§ **ABOUT THIS EXERCISE**
Show, from the records below, all lines that contain the word "recomiendo".

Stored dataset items
*** Begin section ***
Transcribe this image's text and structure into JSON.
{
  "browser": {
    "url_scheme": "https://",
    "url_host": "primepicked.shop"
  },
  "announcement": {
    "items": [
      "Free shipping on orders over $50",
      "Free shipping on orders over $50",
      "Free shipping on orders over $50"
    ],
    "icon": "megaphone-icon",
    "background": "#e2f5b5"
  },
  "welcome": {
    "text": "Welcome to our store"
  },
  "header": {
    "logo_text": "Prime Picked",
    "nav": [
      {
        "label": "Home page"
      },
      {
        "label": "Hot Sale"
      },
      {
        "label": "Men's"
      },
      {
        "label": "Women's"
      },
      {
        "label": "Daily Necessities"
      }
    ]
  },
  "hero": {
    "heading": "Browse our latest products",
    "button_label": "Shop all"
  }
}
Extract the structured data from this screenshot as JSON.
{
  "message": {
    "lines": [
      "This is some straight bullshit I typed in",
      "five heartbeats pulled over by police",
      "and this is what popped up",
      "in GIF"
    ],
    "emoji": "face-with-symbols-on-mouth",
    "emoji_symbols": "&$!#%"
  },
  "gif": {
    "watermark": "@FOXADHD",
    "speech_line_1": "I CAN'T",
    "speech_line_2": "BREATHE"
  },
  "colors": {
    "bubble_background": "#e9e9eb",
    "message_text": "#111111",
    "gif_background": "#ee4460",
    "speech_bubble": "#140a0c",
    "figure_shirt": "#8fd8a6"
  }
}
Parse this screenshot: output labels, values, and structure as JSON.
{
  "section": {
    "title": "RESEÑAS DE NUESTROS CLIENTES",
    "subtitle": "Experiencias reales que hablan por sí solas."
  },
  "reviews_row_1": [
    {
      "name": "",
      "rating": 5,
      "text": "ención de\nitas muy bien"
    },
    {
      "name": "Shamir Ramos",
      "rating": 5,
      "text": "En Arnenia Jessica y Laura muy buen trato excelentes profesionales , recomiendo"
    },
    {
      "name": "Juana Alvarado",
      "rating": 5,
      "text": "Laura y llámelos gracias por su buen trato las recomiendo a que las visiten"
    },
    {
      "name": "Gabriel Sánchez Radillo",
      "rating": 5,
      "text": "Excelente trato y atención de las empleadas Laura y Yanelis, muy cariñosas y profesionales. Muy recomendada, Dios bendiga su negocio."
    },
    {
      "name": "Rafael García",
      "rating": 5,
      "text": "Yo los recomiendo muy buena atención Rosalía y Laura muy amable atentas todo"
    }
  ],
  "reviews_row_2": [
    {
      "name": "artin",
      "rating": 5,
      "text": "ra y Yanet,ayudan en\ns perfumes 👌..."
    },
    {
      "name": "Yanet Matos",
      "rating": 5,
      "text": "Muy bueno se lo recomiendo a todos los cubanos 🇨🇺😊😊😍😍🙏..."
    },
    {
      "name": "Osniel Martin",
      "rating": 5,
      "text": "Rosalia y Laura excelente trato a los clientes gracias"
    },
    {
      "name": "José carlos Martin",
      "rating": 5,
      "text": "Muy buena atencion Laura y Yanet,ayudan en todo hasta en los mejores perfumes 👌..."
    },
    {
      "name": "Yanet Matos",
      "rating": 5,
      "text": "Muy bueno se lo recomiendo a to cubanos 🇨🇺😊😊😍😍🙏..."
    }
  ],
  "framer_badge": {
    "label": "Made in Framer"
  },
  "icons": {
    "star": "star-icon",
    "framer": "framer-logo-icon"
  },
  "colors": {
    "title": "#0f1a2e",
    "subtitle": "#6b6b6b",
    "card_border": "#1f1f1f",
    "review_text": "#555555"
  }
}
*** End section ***
§ **OUTPUT FOR THIS TASK**
      "text": "En Arnenia Jessica y Laura muy buen trato excelentes profesionales , recomiendo"
      "text": "Laura y llámelos gracias por su buen trato las recomiendo a que las visiten"
      "text": "Yo los recomiendo muy buena atención Rosalía y Laura muy amable atentas todo"
      "text": "Muy bueno se lo recomiendo a todos los cubanos 🇨🇺😊😊😍😍🙏..."
      "text": "Muy bueno se lo recomiendo a to cubanos 🇨🇺😊😊😍😍🙏..."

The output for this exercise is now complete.